For Immediate Release: April 26, 2021 Contacts: Gary Wockner, 970-218-8310, email@example.com Jen Pelz, 303-884-2702, firstname.lastname@example.org…
Hello Friends of the Colorado River!
Welcome to the deep middle of summer where the news gets all funky and cattywampus! That’s right, this is our annual edition of really weird Colorado River news involving celebrities, skeletons, marijuana, and dogs on paddle boards.
First, the top weird news of the week is that Tom Selleck (a.k.a., Magnum PI) did NOT steal Colorado River water. The fire hydrant where Mr. Selleck was alleged to have stolen water is in Calleguas Municipal Water District in Ventura County, California, which gets its water from the Metropolitan Water District of Southern California which gets its water from the Colorado River. Two days ago, Mr. Selleck reached an “agreement” with the District in which he agreed to pay a “settlement” of $21,655.85 that resolved the matter. This LA Times story says that Mr. Selleck is “pleased” with the outcome of the investigation. Yes, ironically, the $21,655.85 “settlement” was the amount of money the District used to hire a PI (private investigator) to investigate Magnum PI, which just goes to show you that what comes around goes around on the Colorado River.
OK, next up is SKELETONS in the Colorado River! Earlier this summer, a diver in Lake Havasu of the Colorado River discovered a couple skeletons sitting in lawn chairs which caused quite a stir with local law enforcement. The internet ran the stories all over hootenany which caused quite a stir on facebook and twitter.
A few days later, it was discovered that the skeletons were a prank and weren’t real human skeletons.
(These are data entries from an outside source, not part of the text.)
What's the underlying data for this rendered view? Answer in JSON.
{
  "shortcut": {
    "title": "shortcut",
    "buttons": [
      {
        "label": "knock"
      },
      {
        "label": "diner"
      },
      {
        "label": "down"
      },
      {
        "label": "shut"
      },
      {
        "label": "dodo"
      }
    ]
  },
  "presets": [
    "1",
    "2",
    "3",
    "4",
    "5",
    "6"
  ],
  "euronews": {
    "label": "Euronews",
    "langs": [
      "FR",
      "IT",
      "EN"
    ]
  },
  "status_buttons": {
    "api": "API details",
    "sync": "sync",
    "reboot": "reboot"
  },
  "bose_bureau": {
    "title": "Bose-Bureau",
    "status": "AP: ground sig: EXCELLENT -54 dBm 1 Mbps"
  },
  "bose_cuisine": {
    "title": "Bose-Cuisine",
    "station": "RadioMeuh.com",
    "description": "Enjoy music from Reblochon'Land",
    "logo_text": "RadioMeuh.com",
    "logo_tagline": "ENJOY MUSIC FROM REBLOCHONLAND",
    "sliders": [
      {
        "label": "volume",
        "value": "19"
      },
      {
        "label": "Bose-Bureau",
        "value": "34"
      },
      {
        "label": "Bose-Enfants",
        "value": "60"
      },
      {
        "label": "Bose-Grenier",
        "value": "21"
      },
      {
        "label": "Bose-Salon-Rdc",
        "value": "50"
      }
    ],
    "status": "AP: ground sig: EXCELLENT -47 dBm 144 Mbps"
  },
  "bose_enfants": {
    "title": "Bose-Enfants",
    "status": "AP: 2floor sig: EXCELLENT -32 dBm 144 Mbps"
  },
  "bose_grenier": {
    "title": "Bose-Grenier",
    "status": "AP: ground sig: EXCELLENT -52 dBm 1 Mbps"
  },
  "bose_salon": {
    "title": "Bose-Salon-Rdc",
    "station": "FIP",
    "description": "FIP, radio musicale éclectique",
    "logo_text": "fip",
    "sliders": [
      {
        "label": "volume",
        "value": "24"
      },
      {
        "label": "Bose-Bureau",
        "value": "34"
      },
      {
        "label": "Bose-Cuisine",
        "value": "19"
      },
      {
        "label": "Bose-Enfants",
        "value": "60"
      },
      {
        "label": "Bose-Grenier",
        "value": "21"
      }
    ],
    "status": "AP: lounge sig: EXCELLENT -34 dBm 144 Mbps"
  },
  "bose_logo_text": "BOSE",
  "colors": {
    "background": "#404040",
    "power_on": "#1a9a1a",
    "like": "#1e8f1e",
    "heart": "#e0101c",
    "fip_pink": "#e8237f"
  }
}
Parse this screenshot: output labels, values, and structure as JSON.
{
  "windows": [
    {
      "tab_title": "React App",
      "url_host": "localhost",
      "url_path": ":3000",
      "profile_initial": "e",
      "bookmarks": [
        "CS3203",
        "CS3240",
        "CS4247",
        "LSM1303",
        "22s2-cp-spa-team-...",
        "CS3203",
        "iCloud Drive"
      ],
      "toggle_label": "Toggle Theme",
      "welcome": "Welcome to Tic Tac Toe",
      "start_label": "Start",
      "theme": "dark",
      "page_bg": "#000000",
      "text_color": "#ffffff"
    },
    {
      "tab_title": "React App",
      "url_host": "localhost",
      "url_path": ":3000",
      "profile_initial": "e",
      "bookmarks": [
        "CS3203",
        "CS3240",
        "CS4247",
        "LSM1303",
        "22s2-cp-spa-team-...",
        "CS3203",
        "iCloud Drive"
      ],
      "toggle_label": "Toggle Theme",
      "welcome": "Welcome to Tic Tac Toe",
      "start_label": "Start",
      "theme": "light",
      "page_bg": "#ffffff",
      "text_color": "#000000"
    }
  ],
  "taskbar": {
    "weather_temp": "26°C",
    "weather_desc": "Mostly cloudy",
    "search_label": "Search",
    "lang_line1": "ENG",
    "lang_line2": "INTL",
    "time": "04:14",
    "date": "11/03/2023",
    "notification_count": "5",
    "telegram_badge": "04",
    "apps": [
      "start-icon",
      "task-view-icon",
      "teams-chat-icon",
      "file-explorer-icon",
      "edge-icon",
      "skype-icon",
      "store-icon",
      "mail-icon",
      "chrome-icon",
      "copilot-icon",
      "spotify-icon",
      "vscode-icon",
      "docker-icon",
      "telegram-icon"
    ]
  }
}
A couple of Phoenix pranksters were behind the issue, saying they were hoping to create a “humorous landmark.” Law enforcement personnel have now dropped the matter and say they have no plans to press charges. Read about the story in Arizona Central here.
Next up is Marijuana! As many of you know the voters in the state of Colorado legalized recreational marijuana in 2014, which has resulted in numerous local zoning and land use squabbles as well as water rights questions across the state. This week, the City of Glenwood Springs is considering whether to allow a marijuana grow and retail shop to be located in the Colorado River Industrial Park.
Local officials insist that “no discernible odor shall be projected beyond the exterior walls of the licensed premises” which has been a problem at other grows in the state (see this story in the Glenwood Independent here). At the very same time that marijuana grows are proliferating across Colorado, the federal government’s U.S. Bureau of Reclamation has made it clear that they won’t allow the use of water administered by the Bureau to be used to grow marijuana (read this story in the Denver Post here). So, perhaps you can have a grow in the Colorado River Industrial Park but can’t use Colorado River water to grow it?
Finally, everybody knows that standup paddle boarding is all the rage across the Colorado River, and the next big rage is dogs on paddle boards. Facebook is all a twitter with paddle-boarding dogs. Here’s a sampling to get you howling. Enjoy!